The Real History Behind the Da Vinci Code by Sharan Newman at p. 170:
“As early as AD 160 Justinian Martyr wrote about the Christian celebration of the Eucharist adding, “This also the wicked demons in imitation handed down as something to be done in the mysteries of Mithras, for bread and a cup of water are brought out in their secret rites of initiation, with certain invocations which you either know or learn.”5
A hundred years after Justin, in the third century, the Christian writer Origen stated that “in the mystery of Mithras … of Persian origin … there is a symbol of the two orbits in heaven, the one being of the fixed stars and the other that assigned to the planets, and of the soul’s passage through these … There is a ladder with seven gates and at its top an eighth gate.”6
A non-Christian account of Mithras comes from Apuleius, whose satire The Golden Ass was popular well into the Middle Ages and is still read today. He describes his initiation into the rites of Isis. ” When I ended my oration to the great goddess, I went to embrace the great priest Mithras, now my spiritual father.”7

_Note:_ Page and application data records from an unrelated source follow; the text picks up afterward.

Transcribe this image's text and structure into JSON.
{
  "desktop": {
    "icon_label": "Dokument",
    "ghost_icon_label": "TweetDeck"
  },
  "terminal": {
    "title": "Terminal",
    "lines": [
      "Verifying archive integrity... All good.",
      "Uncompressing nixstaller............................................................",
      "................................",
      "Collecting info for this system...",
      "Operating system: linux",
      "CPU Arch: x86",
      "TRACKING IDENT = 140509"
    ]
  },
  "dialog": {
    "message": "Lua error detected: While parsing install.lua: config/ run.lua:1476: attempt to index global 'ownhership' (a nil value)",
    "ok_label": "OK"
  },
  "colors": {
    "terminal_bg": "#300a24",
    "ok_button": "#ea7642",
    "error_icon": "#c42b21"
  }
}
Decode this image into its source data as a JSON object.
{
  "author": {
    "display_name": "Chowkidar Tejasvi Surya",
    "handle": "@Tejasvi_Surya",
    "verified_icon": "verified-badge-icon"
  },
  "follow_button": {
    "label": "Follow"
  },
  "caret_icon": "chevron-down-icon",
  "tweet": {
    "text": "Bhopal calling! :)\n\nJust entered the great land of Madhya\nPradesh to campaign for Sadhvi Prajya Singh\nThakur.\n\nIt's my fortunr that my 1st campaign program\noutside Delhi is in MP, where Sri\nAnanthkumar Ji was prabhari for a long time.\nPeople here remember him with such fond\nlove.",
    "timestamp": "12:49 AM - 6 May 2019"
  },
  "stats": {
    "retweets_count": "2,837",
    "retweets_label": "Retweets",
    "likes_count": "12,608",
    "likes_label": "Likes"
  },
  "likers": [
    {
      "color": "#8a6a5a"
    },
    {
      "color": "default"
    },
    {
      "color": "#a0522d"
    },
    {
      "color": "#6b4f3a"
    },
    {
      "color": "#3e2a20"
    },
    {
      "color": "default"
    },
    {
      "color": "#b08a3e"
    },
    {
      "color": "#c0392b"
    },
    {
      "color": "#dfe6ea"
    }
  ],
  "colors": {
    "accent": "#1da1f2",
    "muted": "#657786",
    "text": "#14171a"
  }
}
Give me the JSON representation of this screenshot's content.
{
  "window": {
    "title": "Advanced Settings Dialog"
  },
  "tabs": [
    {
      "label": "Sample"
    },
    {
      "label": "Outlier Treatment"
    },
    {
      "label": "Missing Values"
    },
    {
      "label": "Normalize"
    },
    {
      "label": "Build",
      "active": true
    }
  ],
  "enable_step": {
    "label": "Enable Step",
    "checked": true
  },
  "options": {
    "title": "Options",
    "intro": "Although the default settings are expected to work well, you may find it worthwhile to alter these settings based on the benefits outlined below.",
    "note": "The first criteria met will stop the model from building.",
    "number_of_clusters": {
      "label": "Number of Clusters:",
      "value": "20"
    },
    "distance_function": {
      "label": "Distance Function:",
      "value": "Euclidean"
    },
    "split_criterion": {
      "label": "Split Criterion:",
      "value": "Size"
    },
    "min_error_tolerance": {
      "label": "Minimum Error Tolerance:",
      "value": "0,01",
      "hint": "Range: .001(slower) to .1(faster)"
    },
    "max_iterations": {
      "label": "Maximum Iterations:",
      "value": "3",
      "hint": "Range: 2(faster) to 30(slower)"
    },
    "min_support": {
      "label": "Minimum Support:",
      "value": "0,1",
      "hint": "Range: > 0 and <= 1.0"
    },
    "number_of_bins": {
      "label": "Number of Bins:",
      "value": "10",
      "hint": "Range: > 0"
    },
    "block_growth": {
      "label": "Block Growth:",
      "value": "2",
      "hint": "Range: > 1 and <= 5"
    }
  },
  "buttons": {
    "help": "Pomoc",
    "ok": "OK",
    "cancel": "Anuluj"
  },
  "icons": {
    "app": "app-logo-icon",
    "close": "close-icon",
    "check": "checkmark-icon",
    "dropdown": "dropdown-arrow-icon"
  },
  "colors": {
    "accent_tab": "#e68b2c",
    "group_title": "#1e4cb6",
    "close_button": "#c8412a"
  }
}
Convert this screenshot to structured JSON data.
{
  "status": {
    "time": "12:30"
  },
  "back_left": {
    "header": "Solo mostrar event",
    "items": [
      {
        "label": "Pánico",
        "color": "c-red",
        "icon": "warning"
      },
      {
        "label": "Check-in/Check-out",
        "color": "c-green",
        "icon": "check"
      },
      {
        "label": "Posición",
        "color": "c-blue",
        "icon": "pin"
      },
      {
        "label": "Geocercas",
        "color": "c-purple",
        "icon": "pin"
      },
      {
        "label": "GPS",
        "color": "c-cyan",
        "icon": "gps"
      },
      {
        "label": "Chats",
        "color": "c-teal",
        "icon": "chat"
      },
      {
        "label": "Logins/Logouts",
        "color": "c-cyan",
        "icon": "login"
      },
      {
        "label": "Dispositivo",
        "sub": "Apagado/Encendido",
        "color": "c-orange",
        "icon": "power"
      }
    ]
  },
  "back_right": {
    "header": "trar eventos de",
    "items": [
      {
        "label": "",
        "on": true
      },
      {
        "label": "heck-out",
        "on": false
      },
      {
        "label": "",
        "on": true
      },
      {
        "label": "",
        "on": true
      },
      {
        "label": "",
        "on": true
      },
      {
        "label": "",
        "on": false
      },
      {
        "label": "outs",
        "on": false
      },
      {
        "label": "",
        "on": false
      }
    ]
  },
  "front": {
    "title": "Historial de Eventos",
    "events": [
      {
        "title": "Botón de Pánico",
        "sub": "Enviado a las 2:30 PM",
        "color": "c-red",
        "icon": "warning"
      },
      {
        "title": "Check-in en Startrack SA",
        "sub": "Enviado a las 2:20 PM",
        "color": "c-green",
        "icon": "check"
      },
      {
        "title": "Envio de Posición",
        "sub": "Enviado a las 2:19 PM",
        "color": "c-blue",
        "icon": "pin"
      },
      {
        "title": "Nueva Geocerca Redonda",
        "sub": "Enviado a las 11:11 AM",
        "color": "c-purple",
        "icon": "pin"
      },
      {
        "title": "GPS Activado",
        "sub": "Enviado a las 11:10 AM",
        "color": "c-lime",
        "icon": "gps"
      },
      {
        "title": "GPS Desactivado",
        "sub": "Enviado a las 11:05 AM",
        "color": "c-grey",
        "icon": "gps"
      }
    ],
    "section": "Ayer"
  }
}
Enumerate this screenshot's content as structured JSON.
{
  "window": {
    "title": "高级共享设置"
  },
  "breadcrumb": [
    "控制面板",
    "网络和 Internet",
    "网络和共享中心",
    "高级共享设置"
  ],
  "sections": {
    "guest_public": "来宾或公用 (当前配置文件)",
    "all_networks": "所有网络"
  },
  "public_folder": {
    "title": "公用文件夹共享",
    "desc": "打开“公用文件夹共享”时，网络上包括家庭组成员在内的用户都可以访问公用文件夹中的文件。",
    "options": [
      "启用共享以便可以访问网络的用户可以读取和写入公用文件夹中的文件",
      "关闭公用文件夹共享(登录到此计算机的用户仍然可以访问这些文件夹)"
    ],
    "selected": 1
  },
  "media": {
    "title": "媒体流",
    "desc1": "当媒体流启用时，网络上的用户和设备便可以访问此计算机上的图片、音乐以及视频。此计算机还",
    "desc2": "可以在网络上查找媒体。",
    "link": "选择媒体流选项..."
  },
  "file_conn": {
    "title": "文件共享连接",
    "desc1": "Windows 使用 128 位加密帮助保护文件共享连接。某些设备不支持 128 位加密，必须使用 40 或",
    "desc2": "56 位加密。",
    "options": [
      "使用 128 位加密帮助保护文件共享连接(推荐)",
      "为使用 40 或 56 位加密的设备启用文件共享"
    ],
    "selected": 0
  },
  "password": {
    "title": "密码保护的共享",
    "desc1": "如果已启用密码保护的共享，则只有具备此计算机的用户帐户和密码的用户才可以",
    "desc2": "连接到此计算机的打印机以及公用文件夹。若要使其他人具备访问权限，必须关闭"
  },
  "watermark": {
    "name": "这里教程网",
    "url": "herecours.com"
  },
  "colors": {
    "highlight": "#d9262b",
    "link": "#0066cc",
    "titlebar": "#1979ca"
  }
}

The connection to Isis is especially important because in some of her temples there was a ritual slaying of a bull, as in the image of Mitrhas. The genitals of the bull were cut off (see the scorpion in the picture….) and burned. I have read that this took the place of an earlier ritual castration of the high priest. ..
WHAT SCHOLARS THINK MITHRAS WAS
Ancient authors assumed that Mithras was a form of a Persian god Mithras. Until recently, modern scholars followed this, assuming that any differences between the two were the result of cultural changes as the cult moved east. But recently people have tried to look at the representations of Mithras without a Persian base. The results have been interesting and sometimes controversial.
Just looking at the images in Mithraea, one scholar states, “We may still wonder at the attnetion devoted to the dying bull’s genitals … which depict semen being collected in a krater [a bowl, the root of the word grail], a scorpion grabbing at the testicles, and the tail turning into ears of grain. This seems to hint at themes of fertilization*, castration and miraculous procreation for which we have no text.”8 I’m sure we’d understand a lot more about the Roman world if we did have one.
One theory is that the image of Mithras killing the bull is really Perseus ending the Age of Taurus to bring on the Age of Aries.9 Now since Mithraism began in the Age of Pisces, this theory becomes complicated. But an astrological explanation of the symbolisms does fit in many ways. The scorpion, snake and dog are all constellations that follow Taurus across the path of the ecliptic of the sun from winter to summer solstices. The zodiac is shown in most settings of Mithras. He is associated with the sun god. … Mithraism lasted at least into the fifth century. The Emperor Julian the Apostate, who ruledi nthe late fourth ncentury worshipped Mithras. Eventually Mithraism died out or was suppressed. …”
This may be what Mithraism was all about…”
Newman in highlighting the above passages, draws our attention to the ear of grains and the fertilization and castration motif and original castration of the priest (bull-substitute) indicates the ancient theme that death is necessary to bring about life, procreation or fertility of the land.
Themes about castration and fertility remain in the various Testicle Festivals around the world. Bull’s testicles, for example, are known delicacy in Spain, Argentina, Mexico and Serbians from the central village of Lunjevica (see Cooking with balls: Serbian chefs honor animal testicles, NY Times, Sep 9, 2013 – where bull’s testicles are said to have been popular dishes with Serbian chiefs since medieval times). In ancient Greece it was thought that eating bull testicles before a battle would strengthen the soldiers, in ancient Rome, a way to cure testicle maladies, for the Chinese a boost for libido and cure for impotence. In Granada, Spain, bull testicles (criadillas) are considered a delicacy and bulls symbolizes bravery and strength. (see Testicle Festival, Digital Journal)